And yet even the most compassionate among us have one sizable blind spot: the self. Our culture’s epidemic of self-criticism has left us woefully unskilled at self-compassion — that essential anchor of sanity, which both grounds and elevates our spirit.
To survive in this high-pressured, crazy world, most of us have to become highly adept at self-criticism. We learn how to tell ourselves off for our failures, and for not working hard or smart enough. But so good are we at this that we’re sometimes in danger of falling prey to an excessive version of self-criticism — what we might call self-flagellation: a rather dangerous state, which just ushers in depression and underperformance. We might simply lose the will to get out of bed.

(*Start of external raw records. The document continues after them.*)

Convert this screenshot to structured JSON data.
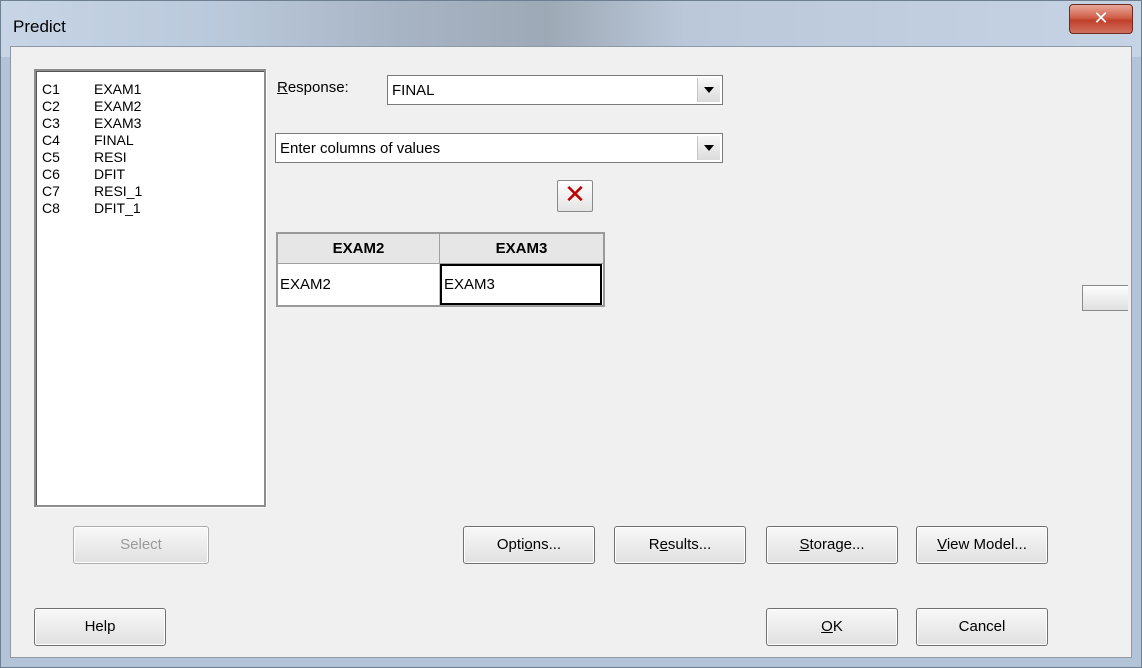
{
  "window": {
    "title": "Predict",
    "close_glyph": "✕"
  },
  "columns": [
    {
      "id": "C1",
      "name": "EXAM1"
    },
    {
      "id": "C2",
      "name": "EXAM2"
    },
    {
      "id": "C3",
      "name": "EXAM3"
    },
    {
      "id": "C4",
      "name": "FINAL"
    },
    {
      "id": "C5",
      "name": "RESI"
    },
    {
      "id": "C6",
      "name": "DFIT"
    },
    {
      "id": "C7",
      "name": "RESI_1"
    },
    {
      "id": "C8",
      "name": "DFIT_1"
    }
  ],
  "response": {
    "label_mnemonic": "R",
    "label_rest": "esponse:",
    "value": "FINAL"
  },
  "method_select": {
    "value": "Enter columns of values"
  },
  "delete_glyph": "✕",
  "predictor_table": {
    "headers": [
      "EXAM2",
      "EXAM3"
    ],
    "values": [
      "EXAM2",
      "EXAM3"
    ]
  },
  "buttons": {
    "select": "Select",
    "options_pre": "Opti",
    "options_key": "o",
    "options_post": "ns...",
    "results_pre": "R",
    "results_key": "e",
    "results_post": "sults...",
    "storage_pre": "",
    "storage_key": "S",
    "storage_post": "torage...",
    "viewmodel_pre": "",
    "viewmodel_key": "V",
    "viewmodel_post": "iew Model...",
    "help": "Help",
    "ok_key": "O",
    "ok_post": "K",
    "cancel": "Cancel"
  }
}
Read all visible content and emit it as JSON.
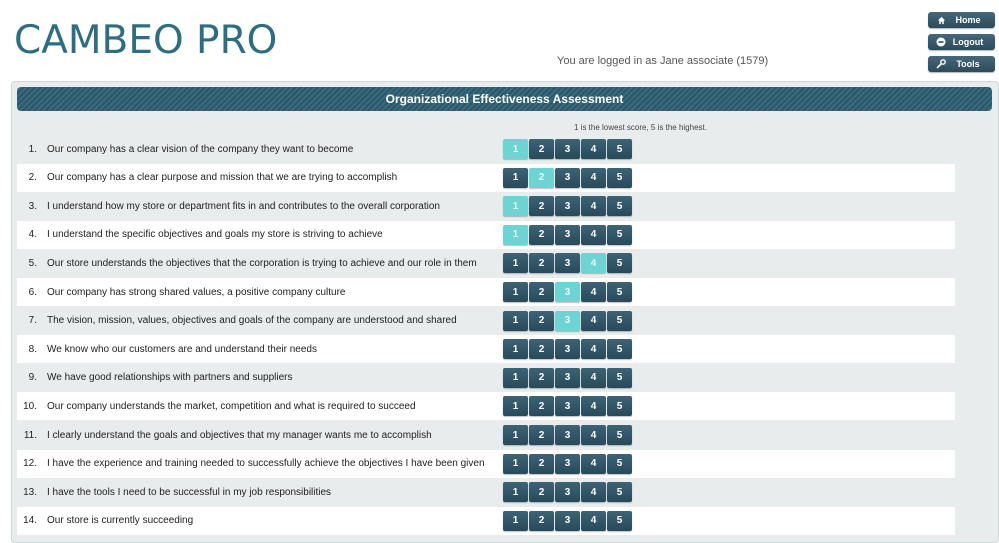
{
  "app": {
    "logo": "CAMBEO PRO"
  },
  "header": {
    "login_text": "You are logged in as Jane associate (1579)"
  },
  "nav": [
    {
      "label": "Home",
      "icon": "home-icon"
    },
    {
      "label": "Logout",
      "icon": "logout-icon"
    },
    {
      "label": "Tools",
      "icon": "wrench-icon"
    }
  ],
  "assessment": {
    "title": "Organizational Effectiveness Assessment",
    "scale_note": "1 is the lowest score, 5 is the highest.",
    "scale": [
      "1",
      "2",
      "3",
      "4",
      "5"
    ],
    "questions": [
      {
        "num": "1.",
        "text": "Our company has a clear vision of the company they want to become",
        "selected": 1
      },
      {
        "num": "2.",
        "text": "Our company has a clear purpose and mission that we are trying to accomplish",
        "selected": 2
      },
      {
        "num": "3.",
        "text": "I understand how my store or department fits in and contributes to the overall corporation",
        "selected": 1
      },
      {
        "num": "4.",
        "text": "I understand the specific objectives and goals my store is striving to achieve",
        "selected": 1
      },
      {
        "num": "5.",
        "text": "Our store understands the objectives that the corporation is trying to achieve and our role in them",
        "selected": 4
      },
      {
        "num": "6.",
        "text": "Our company has strong shared values, a positive company culture",
        "selected": 3
      },
      {
        "num": "7.",
        "text": "The vision, mission, values, objectives and goals of the company are understood and shared",
        "selected": 3
      },
      {
        "num": "8.",
        "text": "We know who our customers are and understand their needs",
        "selected": null
      },
      {
        "num": "9.",
        "text": "We have good relationships with partners and suppliers",
        "selected": null
      },
      {
        "num": "10.",
        "text": "Our company understands the market, competition and what is required to succeed",
        "selected": null
      },
      {
        "num": "11.",
        "text": "I clearly understand the goals and objectives that my manager wants me to accomplish",
        "selected": null
      },
      {
        "num": "12.",
        "text": "I have the experience and training needed to successfully achieve the objectives I have been given",
        "selected": null
      },
      {
        "num": "13.",
        "text": "I have the tools I need to be successful in my job responsibilities",
        "selected": null
      },
      {
        "num": "14.",
        "text": "Our store is currently succeeding",
        "selected": null
      }
    ]
  },
  "colors": {
    "logo": "#2e6e83",
    "button": "#2c4b5c",
    "selected": "#6dd3d3",
    "title_bar": "#2b5769"
  }
}
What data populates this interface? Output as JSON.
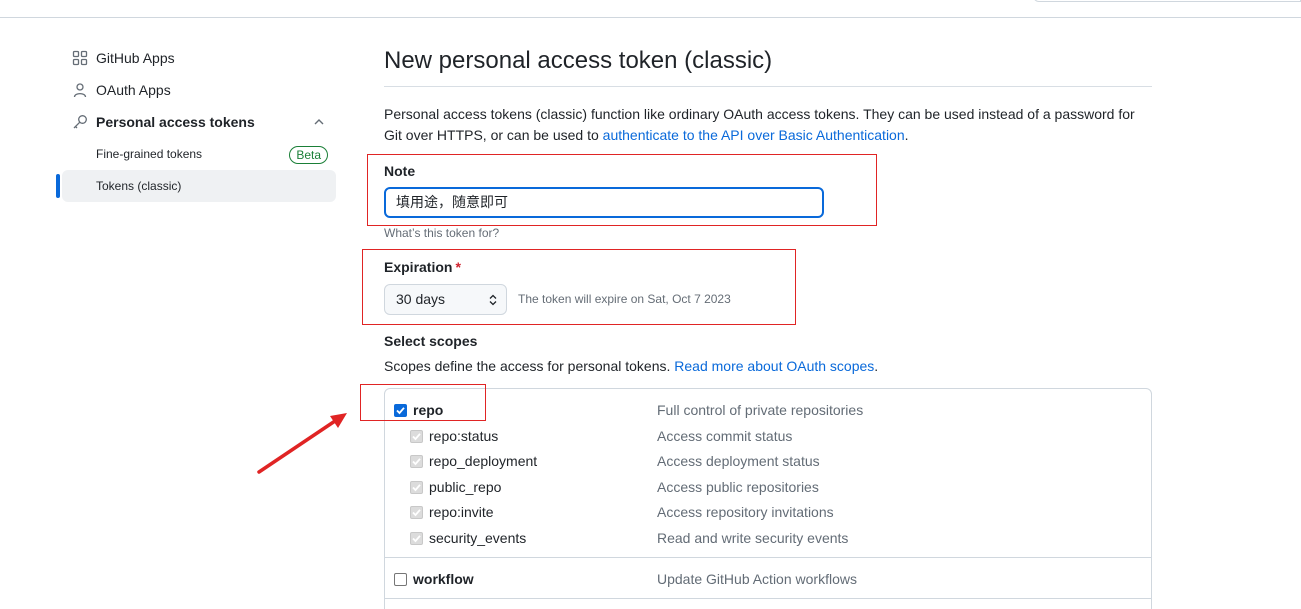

For those moments, we need a corrective — we need to carve out time for an emotional state of which many of us are profoundly suspicious: self-compassion. We’re suspicious because this sounds horribly close to self-pity. But because depression and self-hatred are serious enemies of a good life, we need to appreciate the role of self-care in a good, ambitious, and fruitful life.